I come from Penang and hence it is interesting to read some of your accounts about Singapore of olde.

Cheers to more great blogging from you!

Brian Mitchell said...

Zen

I think the term Amah was much more loosely used by the British in Singapore. Our Amah was quite young and had a boyfried who visited from time to time. I hope we treated her well but you know we were so unused to having any servants I am not sure we knew how to treat them! I remember when my daughter travelled to India before going to University and stayed with some well-off Indian family she and her friend starved rather than ask the servants for food! They were just too embarrassed to rely on servants.

zen said...

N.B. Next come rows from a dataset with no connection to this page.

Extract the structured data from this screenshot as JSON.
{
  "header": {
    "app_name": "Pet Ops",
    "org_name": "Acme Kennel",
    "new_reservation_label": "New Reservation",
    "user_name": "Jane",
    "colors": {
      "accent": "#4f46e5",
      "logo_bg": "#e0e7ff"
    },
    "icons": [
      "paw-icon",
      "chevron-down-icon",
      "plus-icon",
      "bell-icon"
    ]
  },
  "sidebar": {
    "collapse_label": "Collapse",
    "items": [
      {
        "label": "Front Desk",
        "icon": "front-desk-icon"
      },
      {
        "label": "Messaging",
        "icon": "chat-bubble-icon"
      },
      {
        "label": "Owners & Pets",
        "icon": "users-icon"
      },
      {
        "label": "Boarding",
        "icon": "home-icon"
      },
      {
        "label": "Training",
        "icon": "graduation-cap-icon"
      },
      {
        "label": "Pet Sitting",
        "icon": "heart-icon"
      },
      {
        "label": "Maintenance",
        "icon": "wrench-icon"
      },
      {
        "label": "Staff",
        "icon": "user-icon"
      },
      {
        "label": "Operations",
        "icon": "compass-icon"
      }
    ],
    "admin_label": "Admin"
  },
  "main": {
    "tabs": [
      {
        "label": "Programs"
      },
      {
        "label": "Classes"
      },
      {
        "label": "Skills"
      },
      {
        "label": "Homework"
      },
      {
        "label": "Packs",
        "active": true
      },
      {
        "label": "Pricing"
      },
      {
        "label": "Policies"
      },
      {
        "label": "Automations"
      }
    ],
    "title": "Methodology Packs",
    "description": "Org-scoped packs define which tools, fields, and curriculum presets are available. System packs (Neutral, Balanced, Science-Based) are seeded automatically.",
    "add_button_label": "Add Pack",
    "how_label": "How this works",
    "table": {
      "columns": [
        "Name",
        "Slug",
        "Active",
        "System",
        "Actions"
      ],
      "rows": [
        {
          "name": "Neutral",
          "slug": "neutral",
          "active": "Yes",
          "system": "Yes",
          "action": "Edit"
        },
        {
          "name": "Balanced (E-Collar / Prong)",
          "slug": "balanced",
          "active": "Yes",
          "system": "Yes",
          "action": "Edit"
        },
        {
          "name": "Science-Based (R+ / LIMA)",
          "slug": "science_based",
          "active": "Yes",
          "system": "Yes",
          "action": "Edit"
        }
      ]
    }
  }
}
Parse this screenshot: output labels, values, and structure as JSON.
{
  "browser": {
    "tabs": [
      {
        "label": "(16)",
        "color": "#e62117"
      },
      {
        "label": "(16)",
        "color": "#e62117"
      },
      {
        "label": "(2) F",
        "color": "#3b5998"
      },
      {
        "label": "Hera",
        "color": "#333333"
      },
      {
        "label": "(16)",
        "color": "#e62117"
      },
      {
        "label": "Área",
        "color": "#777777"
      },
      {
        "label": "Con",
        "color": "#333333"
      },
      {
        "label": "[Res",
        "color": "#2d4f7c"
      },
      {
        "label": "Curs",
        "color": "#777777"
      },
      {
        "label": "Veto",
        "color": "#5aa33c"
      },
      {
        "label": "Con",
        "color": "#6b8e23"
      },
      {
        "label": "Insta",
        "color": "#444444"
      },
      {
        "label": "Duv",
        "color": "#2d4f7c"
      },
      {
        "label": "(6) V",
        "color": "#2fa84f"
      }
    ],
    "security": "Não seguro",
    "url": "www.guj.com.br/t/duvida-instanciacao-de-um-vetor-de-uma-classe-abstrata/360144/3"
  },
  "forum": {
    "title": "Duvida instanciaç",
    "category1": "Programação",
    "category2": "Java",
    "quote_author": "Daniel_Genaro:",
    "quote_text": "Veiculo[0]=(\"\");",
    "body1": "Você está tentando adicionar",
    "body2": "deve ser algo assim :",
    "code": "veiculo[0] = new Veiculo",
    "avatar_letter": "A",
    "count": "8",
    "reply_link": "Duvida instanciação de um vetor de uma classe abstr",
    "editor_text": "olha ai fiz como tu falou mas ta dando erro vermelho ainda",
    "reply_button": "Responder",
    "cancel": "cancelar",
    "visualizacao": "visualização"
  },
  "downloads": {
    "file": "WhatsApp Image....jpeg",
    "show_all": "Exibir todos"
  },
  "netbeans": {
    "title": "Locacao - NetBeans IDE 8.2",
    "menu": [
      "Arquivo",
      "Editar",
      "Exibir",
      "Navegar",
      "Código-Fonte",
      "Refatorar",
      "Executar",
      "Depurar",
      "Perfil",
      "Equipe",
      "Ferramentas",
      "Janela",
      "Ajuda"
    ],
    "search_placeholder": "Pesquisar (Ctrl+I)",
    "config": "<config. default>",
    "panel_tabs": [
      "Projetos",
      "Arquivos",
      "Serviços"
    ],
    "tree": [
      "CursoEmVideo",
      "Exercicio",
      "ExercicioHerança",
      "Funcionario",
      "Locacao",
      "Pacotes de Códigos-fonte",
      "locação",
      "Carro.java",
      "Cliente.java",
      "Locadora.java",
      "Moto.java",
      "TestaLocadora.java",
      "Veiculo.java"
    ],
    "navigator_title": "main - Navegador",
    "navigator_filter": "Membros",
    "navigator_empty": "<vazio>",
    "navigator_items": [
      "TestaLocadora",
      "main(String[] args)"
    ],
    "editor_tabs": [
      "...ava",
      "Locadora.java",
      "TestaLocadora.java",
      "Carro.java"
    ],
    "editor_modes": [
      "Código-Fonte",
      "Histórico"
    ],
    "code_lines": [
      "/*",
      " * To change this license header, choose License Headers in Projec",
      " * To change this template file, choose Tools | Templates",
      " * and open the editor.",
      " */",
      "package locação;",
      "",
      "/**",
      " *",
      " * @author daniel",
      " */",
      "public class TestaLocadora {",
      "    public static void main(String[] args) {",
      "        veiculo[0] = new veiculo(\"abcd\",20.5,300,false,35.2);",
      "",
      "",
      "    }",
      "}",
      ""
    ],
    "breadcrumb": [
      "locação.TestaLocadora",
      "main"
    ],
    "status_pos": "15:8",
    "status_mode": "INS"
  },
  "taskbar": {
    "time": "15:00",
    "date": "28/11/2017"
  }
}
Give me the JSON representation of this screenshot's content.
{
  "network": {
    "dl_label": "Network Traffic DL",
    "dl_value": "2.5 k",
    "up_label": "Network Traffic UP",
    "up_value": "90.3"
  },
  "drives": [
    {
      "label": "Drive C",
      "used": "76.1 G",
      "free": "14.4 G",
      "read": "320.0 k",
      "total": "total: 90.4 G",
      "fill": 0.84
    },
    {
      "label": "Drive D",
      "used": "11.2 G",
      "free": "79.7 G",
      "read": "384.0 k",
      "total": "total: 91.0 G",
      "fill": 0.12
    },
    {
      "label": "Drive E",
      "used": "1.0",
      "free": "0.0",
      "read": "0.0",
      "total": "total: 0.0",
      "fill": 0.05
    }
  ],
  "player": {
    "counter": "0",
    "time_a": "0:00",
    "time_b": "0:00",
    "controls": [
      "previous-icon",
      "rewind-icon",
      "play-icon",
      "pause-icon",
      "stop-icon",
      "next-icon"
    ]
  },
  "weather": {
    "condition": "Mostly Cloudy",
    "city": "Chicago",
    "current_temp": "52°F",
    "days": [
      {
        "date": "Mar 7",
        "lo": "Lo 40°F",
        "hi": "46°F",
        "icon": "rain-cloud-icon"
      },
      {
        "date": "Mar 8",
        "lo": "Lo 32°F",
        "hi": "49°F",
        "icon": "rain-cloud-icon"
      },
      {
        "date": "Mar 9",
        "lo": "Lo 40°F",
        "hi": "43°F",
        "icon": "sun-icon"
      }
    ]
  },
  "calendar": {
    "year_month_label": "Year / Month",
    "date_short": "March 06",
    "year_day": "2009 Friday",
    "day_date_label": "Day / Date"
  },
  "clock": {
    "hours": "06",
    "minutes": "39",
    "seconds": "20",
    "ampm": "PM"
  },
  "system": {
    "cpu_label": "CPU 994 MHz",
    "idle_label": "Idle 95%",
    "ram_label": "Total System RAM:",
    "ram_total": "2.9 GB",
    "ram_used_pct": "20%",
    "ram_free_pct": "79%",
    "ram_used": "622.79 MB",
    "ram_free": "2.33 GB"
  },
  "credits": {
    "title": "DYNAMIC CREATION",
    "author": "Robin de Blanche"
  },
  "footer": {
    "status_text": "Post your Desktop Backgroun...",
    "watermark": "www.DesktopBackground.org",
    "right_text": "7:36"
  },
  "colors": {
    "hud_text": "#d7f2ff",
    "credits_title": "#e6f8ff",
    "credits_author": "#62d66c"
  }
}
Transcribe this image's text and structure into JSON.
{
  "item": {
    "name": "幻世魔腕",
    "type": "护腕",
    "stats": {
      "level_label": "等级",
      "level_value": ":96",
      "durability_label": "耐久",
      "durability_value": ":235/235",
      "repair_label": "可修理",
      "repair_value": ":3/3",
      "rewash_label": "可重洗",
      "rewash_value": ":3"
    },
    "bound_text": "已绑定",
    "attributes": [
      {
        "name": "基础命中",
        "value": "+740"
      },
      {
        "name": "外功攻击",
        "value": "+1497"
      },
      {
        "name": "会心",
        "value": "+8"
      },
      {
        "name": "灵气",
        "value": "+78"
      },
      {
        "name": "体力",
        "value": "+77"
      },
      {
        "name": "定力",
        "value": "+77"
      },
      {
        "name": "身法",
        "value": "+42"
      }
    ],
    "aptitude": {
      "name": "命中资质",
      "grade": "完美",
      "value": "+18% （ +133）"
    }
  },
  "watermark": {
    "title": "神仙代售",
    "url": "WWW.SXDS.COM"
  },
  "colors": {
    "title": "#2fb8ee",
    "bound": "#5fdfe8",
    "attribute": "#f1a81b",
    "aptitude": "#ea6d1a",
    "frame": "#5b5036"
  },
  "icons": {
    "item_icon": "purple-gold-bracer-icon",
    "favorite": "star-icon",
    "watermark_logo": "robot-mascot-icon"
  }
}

Brian- How to identify a true amah? Very simple, they wore white long-sleeve blouse (cotton) and black silk-like pants, with hair combed into a bun at the back of her head - true professionals. Among her multi-tasked job, they were most talented in looking after children and cooking. Loyalty was their trade-mark. Much tears were shed when their bosses left for home-countries. Apart from Amahs, there were also younger domestic helps, some of them part-timers, working for the British forces, Europeans or even well-to-do Asians. I had a lady relative working as a part-time domestic help for British forces, and when she retired helped her son to set up a western food joint. This showed how good her self-taught cooking was. I believe the young maid your family engaged was from the kampong. Generally their work performance depended on their working experience. If she was a first timer, of course the standard could be average, those experienced ones were real good all rounders, compared to Amahs who were true-blue specialists liken to the medical profession.

Brian Mitchell said...

Zen

I am sure you are right and I can recall very little about our 'Amah', not even her name (but then I have forgotten even some of my friends names from that time), she may well have been from a local kampong, at that time when our housing estate at Toh Drive was newly built there were nearby kampongs just at the end of the road and I am sure they are no longer there

JollyGreenP said...

Zen's description of an Amah fits exactly with my memory of our Amah when we lived in Wittering Road in Changi. Her name was Kim and as Zen said, fiercely loyal to our family. One luchtime she had cooked us egg and chips for lunch and had done them really crisp and a sharp edge lodged in my throat. Kim was absolutely mortified that her cooking had done that to me and always made sure that the chips never had any sharp points on them whenever she did chips. She was a wonderful lady and did all our laundry and cooking five and a half days a week.

Black silk trousers, white blouse and hair tied in a bun with gold rimmed teeth is my abiding memory of this lady who was very much a part of our family.

John Harper

zen said...

On the subject of loyalty, my relative called Yin (a part-timer)once worked for a Japanese expat.family who has a son. Yin was so closed to the family that the son called her mummy. The family went back to Japan but maintained close contact with her. Whenever the family came back to Singapore they would visit her, taking many photos for memory. Yin had fond memories of her 'adopted son' and proudly showed the photos taken with her 'son' to me.